He says that Pakistan should be aware that a sovereign, independent and prosperous Afghanistan is in its interest. “Pakistan already appreciates the dividends of peace, stability and prosperity in Afghanistan,” says Karzai. During the time of the Taliban, “Their exports to Afghanistan were worth 25 million dollars annually. Today we buy goods worth 1.3 billion from them.”

The arrest of senior Taliban officials while crossing the border between Pakistan and Afghanistan gave the Karzai government some clues regarding the whereabouts of Mullah Omar and the training camps in Pakistan, and that was the “cause of anger and anguish.”

When quizzed about Mullah Omar and whether he believed the Taliban leader was in Quetta, Karzai was initially guarded. “I have decided not to speak about this issue. I wouldn’t like to say much about the whereabouts of Mullah Omar or where they (the Taliban) are being trained. But we know they were training there (in Pakistan), recruiting from there and getting financed from there.”

By way of example, he told me that about a month ago, over 100 militants were attempting to cross over the border from Pakistan, and the Afghan army, together with NATO forces and the coalition, killed many of them. “When the army went in to recover the bodies they saw that these people had been given guns, rocket launchers and ammunition worth thousands of dollars, but they were not even given shoes!
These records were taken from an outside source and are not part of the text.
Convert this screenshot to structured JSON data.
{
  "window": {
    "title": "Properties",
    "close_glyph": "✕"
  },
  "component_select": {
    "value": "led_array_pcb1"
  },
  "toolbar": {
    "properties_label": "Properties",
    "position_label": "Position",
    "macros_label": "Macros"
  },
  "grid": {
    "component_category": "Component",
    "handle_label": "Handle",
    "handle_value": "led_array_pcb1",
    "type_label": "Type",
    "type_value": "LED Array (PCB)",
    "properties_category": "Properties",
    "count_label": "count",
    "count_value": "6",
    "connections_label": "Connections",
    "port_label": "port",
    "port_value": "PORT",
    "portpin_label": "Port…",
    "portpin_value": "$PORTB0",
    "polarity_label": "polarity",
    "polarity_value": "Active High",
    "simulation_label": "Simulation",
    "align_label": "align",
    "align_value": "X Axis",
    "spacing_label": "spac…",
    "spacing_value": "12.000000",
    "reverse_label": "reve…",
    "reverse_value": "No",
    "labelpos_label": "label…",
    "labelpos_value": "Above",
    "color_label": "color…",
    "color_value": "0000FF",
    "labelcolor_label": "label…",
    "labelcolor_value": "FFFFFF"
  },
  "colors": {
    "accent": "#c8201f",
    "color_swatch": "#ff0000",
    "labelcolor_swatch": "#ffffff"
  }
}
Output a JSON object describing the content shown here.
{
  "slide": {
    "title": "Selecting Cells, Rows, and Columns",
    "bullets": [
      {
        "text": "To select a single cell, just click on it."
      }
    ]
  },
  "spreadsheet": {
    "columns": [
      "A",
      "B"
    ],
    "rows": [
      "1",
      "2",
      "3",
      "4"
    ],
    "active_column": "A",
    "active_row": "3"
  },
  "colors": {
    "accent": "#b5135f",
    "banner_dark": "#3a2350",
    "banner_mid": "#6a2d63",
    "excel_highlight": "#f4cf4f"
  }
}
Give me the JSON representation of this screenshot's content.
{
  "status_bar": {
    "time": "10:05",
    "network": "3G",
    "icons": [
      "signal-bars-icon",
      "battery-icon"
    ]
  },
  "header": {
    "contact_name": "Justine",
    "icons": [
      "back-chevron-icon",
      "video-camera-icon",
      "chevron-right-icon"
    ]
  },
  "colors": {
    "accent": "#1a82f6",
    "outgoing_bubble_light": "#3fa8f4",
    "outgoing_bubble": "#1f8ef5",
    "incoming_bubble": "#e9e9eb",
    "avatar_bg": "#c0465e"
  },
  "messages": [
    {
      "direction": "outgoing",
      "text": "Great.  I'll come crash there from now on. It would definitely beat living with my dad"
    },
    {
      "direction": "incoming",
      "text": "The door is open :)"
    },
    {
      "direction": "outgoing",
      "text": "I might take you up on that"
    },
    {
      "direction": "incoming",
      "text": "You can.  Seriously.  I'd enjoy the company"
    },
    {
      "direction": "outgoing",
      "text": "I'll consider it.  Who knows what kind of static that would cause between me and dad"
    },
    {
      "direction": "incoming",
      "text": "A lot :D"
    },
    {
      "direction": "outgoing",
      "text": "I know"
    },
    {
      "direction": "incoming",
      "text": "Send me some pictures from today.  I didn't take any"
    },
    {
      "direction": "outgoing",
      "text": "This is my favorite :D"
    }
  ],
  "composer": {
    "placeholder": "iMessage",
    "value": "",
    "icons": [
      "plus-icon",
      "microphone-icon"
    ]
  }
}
Some of them were wearing plastics,” he said, referring to the cheap plastic sandals or flip-flops, typically worn by the poor and totally unsuitable for the snowy and mountainous terrain of the border regions. “They are using them as cannon fodder to either kill or be killed.”

While some of his countrymen believe that Pakistan has designs on certain areas of Afghanistan, Karzai does not seem to share that view. “It is in the interest of Pakistan to regard Afghanistan as a sovereign and independent neighbour, and Afghanistan should do the same for Pakistan.”

Questioned about the 200 suicide bombers the Taliban are threatening to deploy in their spring offensive, Karzai responded that they are “mostly from the Middle East and are for sure Al Qaeda followers.” As for the million-dollar question — is bin Laden in Afghanistan or Pakistan — he wearily replied that he had been asked this question too many times: “We have not found his base to provide an answer, but wherever he is, we should capture him.” However, he was clear about where he was not. “He is not in Afghanistan, by the way. I don’t know where he is, but he is not in my country, and neither is Mullah Omar.”

Two years ago, Karzai issued a warning to the multinational force not to use air power over Afghanistan without prior permission of his government. Recently, he criticised NATO leaders over their handling of the Helmand province, where following negotiations with local tribal leaders, but without consulting the government of Afghanistan, British forces left the province in the hands of pro-Taliban forces, causing chaos and forcing many citizens to flee the area. “This is a continuing concern for us. On the one hand, the Afghan people want the fight against terror to continue effectively. We want them (the Taliban) defeated, we want them thrown out of Afghanistan, and we want to prevent them from re-entering. Collateral damage is created, both by the terrorists and those confronting them, and we would like this to be reduced. No one can bear to lose a child or a member of their family, and my strong advice to the coalition and to NATO is to make very, very sure that civilians are not caught in the crossfire.”

Recently, Karzai voiced his concern that the US and Britain were looking at the situation in Afghanistan through the prism of Pakistan. When I asked him if he had relayed this concern, he was emphatic. “Yes, I have passed that message loud and clear to everyone. You see, during the jihad years, the West perceived Afghanistan from a Pakistani perspective, and we have all suffered the consequences of that, even the western countries. Afghanistan is a historical country with thousands of years of proud history, a distinct culture and values, and a distinct population. I am happy that a lot of countries have recognised this. Looking at Afghanistan from the perspective of other countries will only cause trouble, not help us.”